Moller Financial does not try to predict what the market is going to do tomorrow or six months from now. Instead, we look for ways to help you successfully reach your goals with a high level of confidence. We do this by implementing and following rules-based investment strategies.
This strategy begins with setting a target allocation for each investment - for example 50% to U.S stocks and 50% to international stocks. As prices go up or down, these allocations will change over time. If an investment's allocation falls too far below the target, we buy more. Likewise, if an investment's allocation increases too far above its target, we sell some. This rules-based process is known as rebalancing and is a way to buy low and sell high - a nice outcome indeed.
One of the characteristics of this approach is that the portfolio is always fully invested, including during periods of temporary significant declines. Through opportunistically rebalancing and saving, clients can use these temporary declines to their advantage - buying stocks when they are on sale.
Risk Management Strategies
For clients approaching or in retirement, the focus often turns to reducing volatility as they transition to living off the portfolio. Moller Financial has developed two approaches to minimize the effects of significant market declines.
This approach allocates the portfolio to a globally diversified mix of stock investments, as long as they are in a "positive" trend. If the recent performance of an investment is lower than Treasury Bills, we will move that allocation to cash. Investments with a better recent performance compared to Treasury Bills will be invested.

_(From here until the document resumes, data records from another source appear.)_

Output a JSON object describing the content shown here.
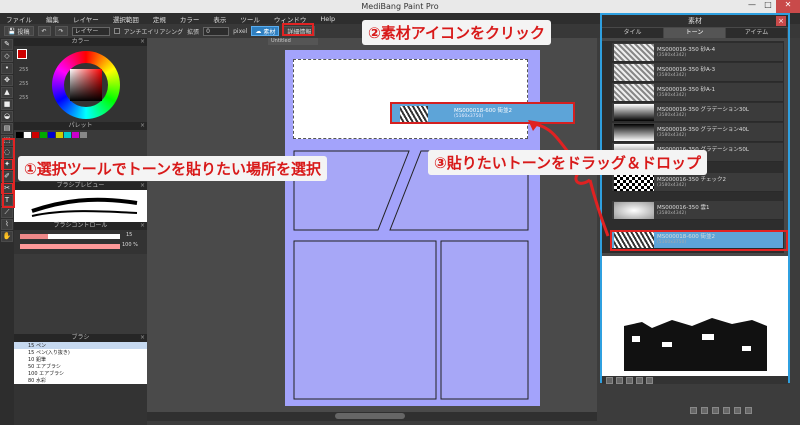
{
  "app": {
    "title": "MediBang Paint Pro"
  },
  "menu": [
    "ファイル",
    "編集",
    "レイヤー",
    "選択範囲",
    "定規",
    "カラー",
    "表示",
    "ツール",
    "ウィンドウ",
    "Help"
  ],
  "toolbar": {
    "save_label": "投稿",
    "layer_label": "レイヤー",
    "antialias_label": "アンチエイリアシング",
    "expand_label": "拡張",
    "expand_value": "0",
    "pixel_label": "pixel",
    "material_label": "素材",
    "snap_label": "詳細情報"
  },
  "canvas": {
    "tab": "Untitled"
  },
  "left": {
    "color_title": "カラー",
    "hsv_values": [
      "255",
      "255",
      "255"
    ],
    "palette_title": "パレット",
    "brush_preview_title": "ブラシプレビュー",
    "brush_control_title": "ブラシコントロール",
    "brush_size": "15",
    "brush_opacity": "100 %",
    "brush_title": "ブラシ",
    "brushes": [
      {
        "size": "15",
        "name": "ペン"
      },
      {
        "size": "15",
        "name": "ペン(入り抜き)"
      },
      {
        "size": "10",
        "name": "鉛筆"
      },
      {
        "size": "50",
        "name": "エアブラシ"
      },
      {
        "size": "100",
        "name": "エアブラシ"
      },
      {
        "size": "80",
        "name": "水彩"
      }
    ]
  },
  "materials": {
    "title": "素材",
    "tabs": [
      "タイル",
      "トーン",
      "アイテム"
    ],
    "items": [
      {
        "name": "MS000016-350 砂A-4",
        "size": "(3580x4342)"
      },
      {
        "name": "MS000016-350 砂A-3",
        "size": "(3580x4342)"
      },
      {
        "name": "MS000016-350 砂A-1",
        "size": "(3580x4342)"
      },
      {
        "name": "MS000016-350 グラデーション30L",
        "size": "(3580x4342)"
      },
      {
        "name": "MS000016-350 グラデーション40L",
        "size": "(3580x4342)"
      },
      {
        "name": "MS000016-350 グラデーション50L",
        "size": "(3580x4342)"
      },
      {
        "name": "MS000016-350 チェック2",
        "size": "(3580x4342)"
      },
      {
        "name": "MS000016-350 雲1",
        "size": "(3580x4342)"
      },
      {
        "name": "MS000018-600 街並2",
        "size": "(5160x3750)"
      }
    ],
    "dragged": {
      "name": "MS000018-600 街並2",
      "size": "(5160x3750)"
    }
  },
  "callouts": {
    "step1": "①選択ツールでトーンを貼りたい場所を選択",
    "step2": "②素材アイコンをクリック",
    "step3": "③貼りたいトーンをドラッグ＆ドロップ"
  },
  "colors": {
    "accent": "#2fa0e0",
    "callout_red": "#d81a1a",
    "page": "#a3a3fb",
    "selected": "#5da4d8"
  }
}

As with the Dynamic Allocation Strategy, the objective is to avoid investing in areas that are in extended market declines.

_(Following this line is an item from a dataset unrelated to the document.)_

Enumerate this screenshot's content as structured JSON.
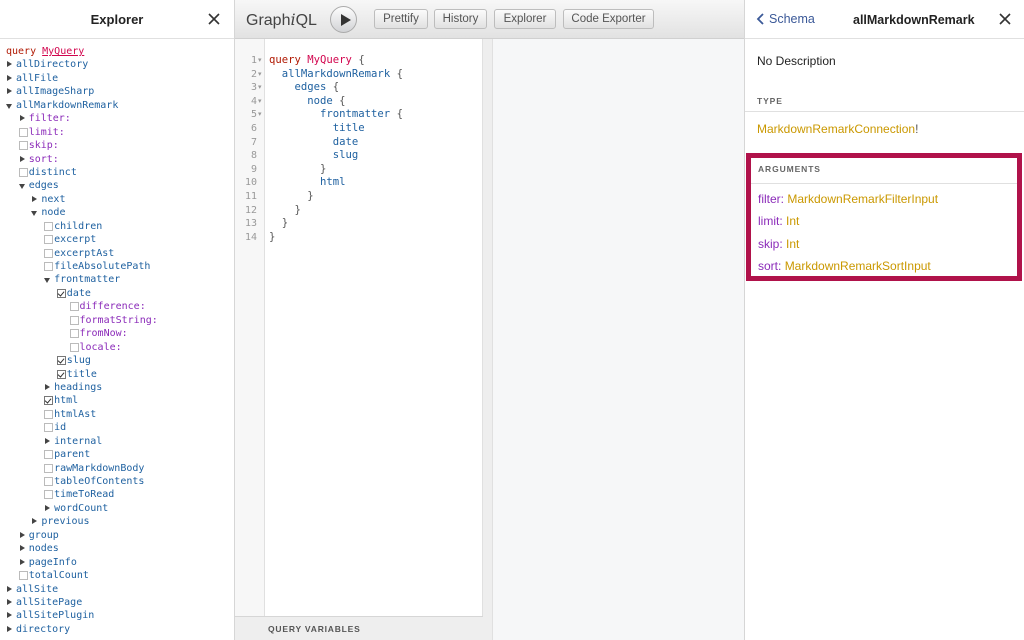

This approach begins with a broad global mix of stocks, bonds, cash, gold, and commodities. Each month, we monitor and rank the recent performance for each of these investments. The top-ranked investments receive an allocation in the portfolio while the others do not. Thus, the allocation trades more frequently than our other investment strategies. Dynamic Allocation's ability to manage risk does not come from picking the best investments, but rather from avoiding the worst declines.